# Directions for this task
Copies of all lines that contain "无畏新推广曲" are needed; take them from the data below.

(App and web page records)
○ ○ ○ ○ ○ ○ ○

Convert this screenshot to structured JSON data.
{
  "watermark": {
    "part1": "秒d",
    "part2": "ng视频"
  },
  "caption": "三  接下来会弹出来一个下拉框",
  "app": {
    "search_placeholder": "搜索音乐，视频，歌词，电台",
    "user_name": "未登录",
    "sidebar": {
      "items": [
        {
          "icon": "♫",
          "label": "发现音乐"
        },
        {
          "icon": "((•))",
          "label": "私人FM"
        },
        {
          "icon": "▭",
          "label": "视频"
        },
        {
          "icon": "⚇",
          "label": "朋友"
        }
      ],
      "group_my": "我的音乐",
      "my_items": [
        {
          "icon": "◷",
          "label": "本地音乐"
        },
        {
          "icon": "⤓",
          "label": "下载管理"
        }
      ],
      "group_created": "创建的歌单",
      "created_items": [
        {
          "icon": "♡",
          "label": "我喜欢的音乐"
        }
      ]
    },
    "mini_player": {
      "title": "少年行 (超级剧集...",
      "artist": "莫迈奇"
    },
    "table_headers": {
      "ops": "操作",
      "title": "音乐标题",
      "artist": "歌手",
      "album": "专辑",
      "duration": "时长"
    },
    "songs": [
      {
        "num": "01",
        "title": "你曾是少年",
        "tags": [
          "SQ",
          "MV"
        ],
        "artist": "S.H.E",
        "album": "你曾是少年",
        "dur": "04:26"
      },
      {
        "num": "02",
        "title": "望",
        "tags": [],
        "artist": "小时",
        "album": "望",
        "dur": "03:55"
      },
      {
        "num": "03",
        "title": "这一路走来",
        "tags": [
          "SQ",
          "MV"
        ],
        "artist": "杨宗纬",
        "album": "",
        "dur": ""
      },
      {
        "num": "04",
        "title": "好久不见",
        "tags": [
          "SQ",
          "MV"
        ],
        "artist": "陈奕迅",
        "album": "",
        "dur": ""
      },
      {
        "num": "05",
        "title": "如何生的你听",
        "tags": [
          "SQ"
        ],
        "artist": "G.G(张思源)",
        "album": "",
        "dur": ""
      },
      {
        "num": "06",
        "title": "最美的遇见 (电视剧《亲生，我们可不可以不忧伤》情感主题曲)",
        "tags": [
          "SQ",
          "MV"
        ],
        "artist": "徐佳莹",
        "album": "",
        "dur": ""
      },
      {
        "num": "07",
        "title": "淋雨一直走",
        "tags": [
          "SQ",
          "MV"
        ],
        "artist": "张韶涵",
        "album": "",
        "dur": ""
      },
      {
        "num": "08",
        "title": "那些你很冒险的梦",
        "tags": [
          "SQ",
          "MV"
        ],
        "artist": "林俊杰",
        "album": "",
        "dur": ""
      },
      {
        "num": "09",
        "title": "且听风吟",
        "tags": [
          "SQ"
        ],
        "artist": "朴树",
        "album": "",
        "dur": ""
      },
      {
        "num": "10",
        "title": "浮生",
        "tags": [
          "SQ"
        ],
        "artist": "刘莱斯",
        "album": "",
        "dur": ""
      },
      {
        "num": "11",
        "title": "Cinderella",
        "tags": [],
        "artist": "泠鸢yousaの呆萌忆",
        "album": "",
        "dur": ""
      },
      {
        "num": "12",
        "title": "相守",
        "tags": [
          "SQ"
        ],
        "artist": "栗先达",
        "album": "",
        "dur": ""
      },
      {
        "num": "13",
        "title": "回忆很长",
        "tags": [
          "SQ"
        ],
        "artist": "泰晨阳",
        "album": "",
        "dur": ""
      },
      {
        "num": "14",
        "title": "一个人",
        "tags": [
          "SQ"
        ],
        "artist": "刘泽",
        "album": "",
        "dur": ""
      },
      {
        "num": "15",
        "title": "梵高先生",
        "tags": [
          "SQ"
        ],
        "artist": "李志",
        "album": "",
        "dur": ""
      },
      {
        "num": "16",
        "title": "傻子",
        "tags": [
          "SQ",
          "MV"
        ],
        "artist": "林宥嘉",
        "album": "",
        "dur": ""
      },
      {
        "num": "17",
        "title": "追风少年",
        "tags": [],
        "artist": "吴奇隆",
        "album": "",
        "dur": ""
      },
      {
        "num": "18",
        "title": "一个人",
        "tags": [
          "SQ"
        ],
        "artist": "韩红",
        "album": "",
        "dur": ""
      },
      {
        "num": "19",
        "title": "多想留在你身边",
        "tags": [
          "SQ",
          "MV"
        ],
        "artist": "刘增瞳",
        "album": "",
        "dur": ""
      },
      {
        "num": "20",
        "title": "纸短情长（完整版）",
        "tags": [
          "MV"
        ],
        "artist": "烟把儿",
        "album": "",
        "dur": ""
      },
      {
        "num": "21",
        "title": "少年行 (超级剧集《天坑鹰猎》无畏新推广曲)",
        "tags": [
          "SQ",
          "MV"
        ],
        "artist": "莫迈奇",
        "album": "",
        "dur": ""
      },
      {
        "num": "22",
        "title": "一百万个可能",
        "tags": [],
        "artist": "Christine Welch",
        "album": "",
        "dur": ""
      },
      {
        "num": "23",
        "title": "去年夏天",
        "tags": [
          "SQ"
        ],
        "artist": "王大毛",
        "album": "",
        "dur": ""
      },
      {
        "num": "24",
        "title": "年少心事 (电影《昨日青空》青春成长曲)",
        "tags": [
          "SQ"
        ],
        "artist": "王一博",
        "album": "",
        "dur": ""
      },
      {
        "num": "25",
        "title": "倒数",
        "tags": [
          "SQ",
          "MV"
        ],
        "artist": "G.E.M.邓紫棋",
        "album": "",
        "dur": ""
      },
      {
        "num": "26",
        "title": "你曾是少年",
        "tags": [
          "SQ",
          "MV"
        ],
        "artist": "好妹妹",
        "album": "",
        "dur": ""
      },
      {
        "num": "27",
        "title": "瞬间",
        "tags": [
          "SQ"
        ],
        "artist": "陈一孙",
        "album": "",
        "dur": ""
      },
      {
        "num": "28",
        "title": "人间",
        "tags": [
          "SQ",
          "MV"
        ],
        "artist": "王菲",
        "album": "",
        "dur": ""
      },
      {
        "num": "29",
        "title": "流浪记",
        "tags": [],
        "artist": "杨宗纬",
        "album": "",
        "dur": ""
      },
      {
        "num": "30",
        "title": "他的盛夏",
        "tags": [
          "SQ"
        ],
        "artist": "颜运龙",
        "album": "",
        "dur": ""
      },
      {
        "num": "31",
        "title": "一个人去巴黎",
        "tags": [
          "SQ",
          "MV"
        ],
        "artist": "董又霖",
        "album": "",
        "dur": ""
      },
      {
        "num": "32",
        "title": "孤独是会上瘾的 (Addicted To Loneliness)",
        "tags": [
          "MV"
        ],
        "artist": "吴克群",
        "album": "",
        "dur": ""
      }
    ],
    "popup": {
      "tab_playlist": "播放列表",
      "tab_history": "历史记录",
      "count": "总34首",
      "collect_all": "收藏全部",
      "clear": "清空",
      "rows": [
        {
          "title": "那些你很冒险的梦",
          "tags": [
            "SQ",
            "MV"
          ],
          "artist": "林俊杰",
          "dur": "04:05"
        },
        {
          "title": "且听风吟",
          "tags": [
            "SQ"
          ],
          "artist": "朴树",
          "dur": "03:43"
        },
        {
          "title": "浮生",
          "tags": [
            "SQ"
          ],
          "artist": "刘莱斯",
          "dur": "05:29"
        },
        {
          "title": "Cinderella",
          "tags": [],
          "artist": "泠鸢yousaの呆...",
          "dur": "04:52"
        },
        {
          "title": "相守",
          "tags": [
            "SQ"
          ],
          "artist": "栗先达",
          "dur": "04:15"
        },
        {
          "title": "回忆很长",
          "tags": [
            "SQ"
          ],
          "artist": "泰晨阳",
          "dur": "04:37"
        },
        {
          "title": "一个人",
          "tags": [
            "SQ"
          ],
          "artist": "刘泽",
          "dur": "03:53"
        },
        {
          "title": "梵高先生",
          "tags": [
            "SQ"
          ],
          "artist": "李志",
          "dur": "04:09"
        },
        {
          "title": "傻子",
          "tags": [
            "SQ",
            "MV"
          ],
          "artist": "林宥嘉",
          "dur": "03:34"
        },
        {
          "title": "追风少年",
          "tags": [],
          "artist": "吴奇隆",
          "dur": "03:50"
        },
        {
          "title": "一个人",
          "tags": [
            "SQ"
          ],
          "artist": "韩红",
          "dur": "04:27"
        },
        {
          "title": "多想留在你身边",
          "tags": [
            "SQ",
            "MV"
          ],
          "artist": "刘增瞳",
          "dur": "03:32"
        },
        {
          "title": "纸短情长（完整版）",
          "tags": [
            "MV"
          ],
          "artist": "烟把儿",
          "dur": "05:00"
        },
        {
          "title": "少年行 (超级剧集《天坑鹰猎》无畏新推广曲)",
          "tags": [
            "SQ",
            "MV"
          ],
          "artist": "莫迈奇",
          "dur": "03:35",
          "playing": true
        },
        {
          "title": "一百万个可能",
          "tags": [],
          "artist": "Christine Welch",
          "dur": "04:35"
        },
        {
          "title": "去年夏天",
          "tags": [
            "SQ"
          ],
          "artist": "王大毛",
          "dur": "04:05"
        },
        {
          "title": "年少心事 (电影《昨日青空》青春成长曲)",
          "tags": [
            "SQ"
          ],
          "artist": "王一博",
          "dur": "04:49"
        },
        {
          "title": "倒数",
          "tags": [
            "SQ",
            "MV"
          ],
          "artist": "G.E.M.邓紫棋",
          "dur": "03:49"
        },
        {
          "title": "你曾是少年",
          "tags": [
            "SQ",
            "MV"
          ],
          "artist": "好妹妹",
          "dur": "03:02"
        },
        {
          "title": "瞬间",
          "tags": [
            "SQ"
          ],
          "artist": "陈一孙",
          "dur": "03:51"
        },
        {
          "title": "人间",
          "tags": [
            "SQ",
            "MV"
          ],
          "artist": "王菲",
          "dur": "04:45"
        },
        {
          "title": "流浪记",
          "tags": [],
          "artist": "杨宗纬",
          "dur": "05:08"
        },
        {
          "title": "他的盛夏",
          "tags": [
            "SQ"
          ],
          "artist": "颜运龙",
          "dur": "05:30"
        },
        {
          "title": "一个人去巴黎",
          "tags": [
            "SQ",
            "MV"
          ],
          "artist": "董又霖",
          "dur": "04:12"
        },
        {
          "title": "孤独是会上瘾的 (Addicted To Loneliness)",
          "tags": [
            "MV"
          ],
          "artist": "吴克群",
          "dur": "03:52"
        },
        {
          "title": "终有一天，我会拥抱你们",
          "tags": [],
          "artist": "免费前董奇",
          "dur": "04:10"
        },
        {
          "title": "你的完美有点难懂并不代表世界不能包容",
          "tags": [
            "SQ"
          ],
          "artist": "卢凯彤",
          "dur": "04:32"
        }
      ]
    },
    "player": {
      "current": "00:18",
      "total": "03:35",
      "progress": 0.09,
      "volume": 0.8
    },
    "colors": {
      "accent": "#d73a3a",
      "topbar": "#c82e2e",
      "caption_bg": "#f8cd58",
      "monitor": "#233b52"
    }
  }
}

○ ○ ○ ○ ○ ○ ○

# Result below
        "title": "少年行 (超级剧集《天坑鹰猎》无畏新推广曲)",
          "title": "少年行 (超级剧集《天坑鹰猎》无畏新推广曲)",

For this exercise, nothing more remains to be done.